(Items from an interface collection)
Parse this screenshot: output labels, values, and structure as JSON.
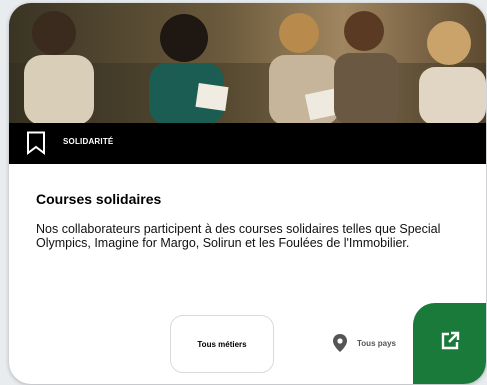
{
  "card": {
    "category": "SOLIDARITÉ",
    "title": "Courses solidaires",
    "description": "Nos collaborateurs participent à des courses solidaires telles que Special Olympics, Imagine for Margo, Solirun et les Foulées de l'Immobilier.",
    "filters": {
      "job_label": "Tous métiers",
      "country_label": "Tous pays"
    },
    "icons": {
      "bookmark": "bookmark-icon",
      "location": "map-pin-icon",
      "open": "external-link-icon"
    },
    "colors": {
      "accent": "#1a7a3a",
      "category_bar": "#000000"
    }
  }
}
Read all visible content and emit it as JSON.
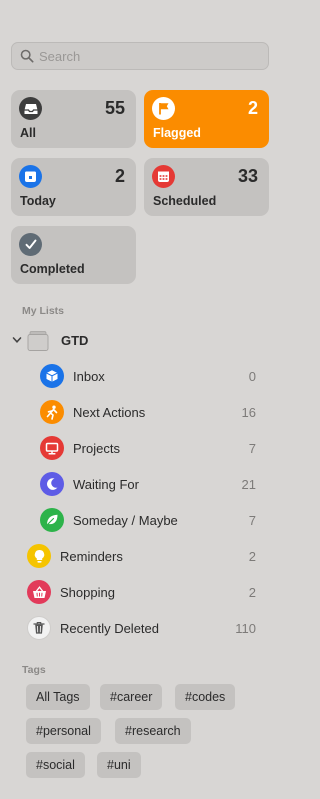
{
  "search": {
    "placeholder": "Search"
  },
  "smart_lists": [
    {
      "label": "All",
      "count": "55",
      "color": "#3d3d3d"
    },
    {
      "label": "Flagged",
      "count": "2",
      "color": "#fb8c00"
    },
    {
      "label": "Today",
      "count": "2",
      "color": "#1a73e8"
    },
    {
      "label": "Scheduled",
      "count": "33",
      "color": "#e53935"
    },
    {
      "label": "Completed",
      "count": "",
      "color": "#5f6b75"
    }
  ],
  "my_lists_header": "My Lists",
  "group": {
    "label": "GTD"
  },
  "lists": [
    {
      "label": "Inbox",
      "count": "0",
      "icon": "cube-icon",
      "color": "#1a73e8"
    },
    {
      "label": "Next Actions",
      "count": "16",
      "icon": "running-person-icon",
      "color": "#fb8c00"
    },
    {
      "label": "Projects",
      "count": "7",
      "icon": "monitor-icon",
      "color": "#e53935"
    },
    {
      "label": "Waiting For",
      "count": "21",
      "icon": "moon-icon",
      "color": "#5e5ce6"
    },
    {
      "label": "Someday / Maybe",
      "count": "7",
      "icon": "leaf-icon",
      "color": "#2db34a"
    },
    {
      "label": "Reminders",
      "count": "2",
      "icon": "lightbulb-icon",
      "color": "#f5c400"
    },
    {
      "label": "Shopping",
      "count": "2",
      "icon": "basket-icon",
      "color": "#e23a5a"
    },
    {
      "label": "Recently Deleted",
      "count": "110",
      "icon": "trash-icon",
      "color": "#f2f2f2"
    }
  ],
  "tags_header": "Tags",
  "tags": [
    "All Tags",
    "#career",
    "#codes",
    "#personal",
    "#research",
    "#social",
    "#uni"
  ]
}
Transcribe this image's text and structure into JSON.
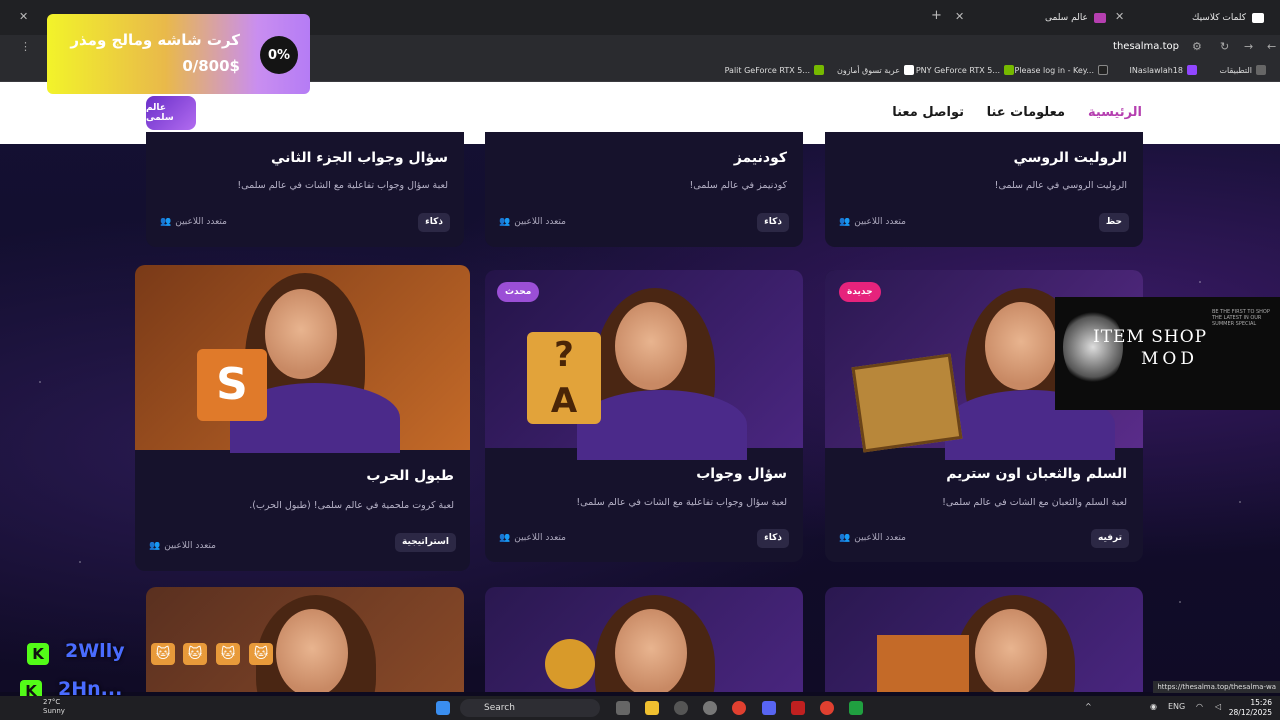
{
  "browser": {
    "tabs": [
      {
        "title": "كلمات كلاسيك"
      },
      {
        "title": "عالم سلمى"
      }
    ],
    "url": "thesalma.top",
    "bookmarks": [
      "التطبيقات",
      "INaslawlah18",
      "Please log in - Key...",
      "PNY GeForce RTX 5...",
      "عربة تسوق أمازون",
      "Palit GeForce RTX 5..."
    ],
    "status_url": "https://thesalma.top/thesalma-wa"
  },
  "nav": {
    "logo_text": "عالم سلمى",
    "links": [
      "الرئيسية",
      "معلومات عنا",
      "تواصل معنا"
    ]
  },
  "cards_top": [
    {
      "title": "الروليت الروسي",
      "desc": "الروليت الروسي في عالم سلمى!",
      "tag": "حظ",
      "players": "متعدد اللاعبين"
    },
    {
      "title": "كودنيمز",
      "desc": "كودنيمز في عالم سلمى!",
      "tag": "ذكاء",
      "players": "متعدد اللاعبين"
    },
    {
      "title": "سؤال وجواب الجزء الثاني",
      "desc": "لعبة سؤال وجواب تفاعلية مع الشات في عالم سلمى!",
      "tag": "ذكاء",
      "players": "متعدد اللاعبين"
    }
  ],
  "cards_mid": [
    {
      "title": "السلم والثعبان اون ستريم",
      "desc": "لعبة السلم والثعبان مع الشات في عالم سلمى!",
      "tag": "ترفيه",
      "players": "متعدد اللاعبين",
      "badge": "جديدة"
    },
    {
      "title": "سؤال وجواب",
      "desc": "لعبة سؤال وجواب تفاعلية مع الشات في عالم سلمى!",
      "tag": "ذكاء",
      "players": "متعدد اللاعبين",
      "badge": "محدث"
    },
    {
      "title": "طبول الحرب",
      "desc": "لعبة كروت ملحمية في عالم سلمى! (طبول الحرب).",
      "tag": "استراتيجية",
      "players": "متعدد اللاعبين"
    }
  ],
  "progress_popup": {
    "title": "كرت شاشه ومالج ومذر",
    "value": "0/800$",
    "percent": "0%"
  },
  "item_shop": {
    "line1": "ITEM SHOP",
    "line2": "MOD",
    "small": "BE THE FIRST TO SHOP THE LATEST IN OUR SUMMER SPECIAL"
  },
  "stream": {
    "name1": "2Wlly",
    "name2": "2Hn...",
    "k": "K"
  },
  "taskbar": {
    "temp": "27°C",
    "weather": "Sunny",
    "search": "Search",
    "lang": "ENG",
    "time": "15:26",
    "date": "28/12/2025"
  },
  "colors": {
    "accent": "#b53fb0",
    "new_badge": "#e6237c",
    "updated_badge": "#9b4fd6"
  }
}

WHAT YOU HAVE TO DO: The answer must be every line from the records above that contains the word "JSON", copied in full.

SOLUTION:
Parse this screenshot: output labels, values, and structure as JSON.
Read all visible content and emit it as JSON.
Transcribe this image's text and structure into JSON.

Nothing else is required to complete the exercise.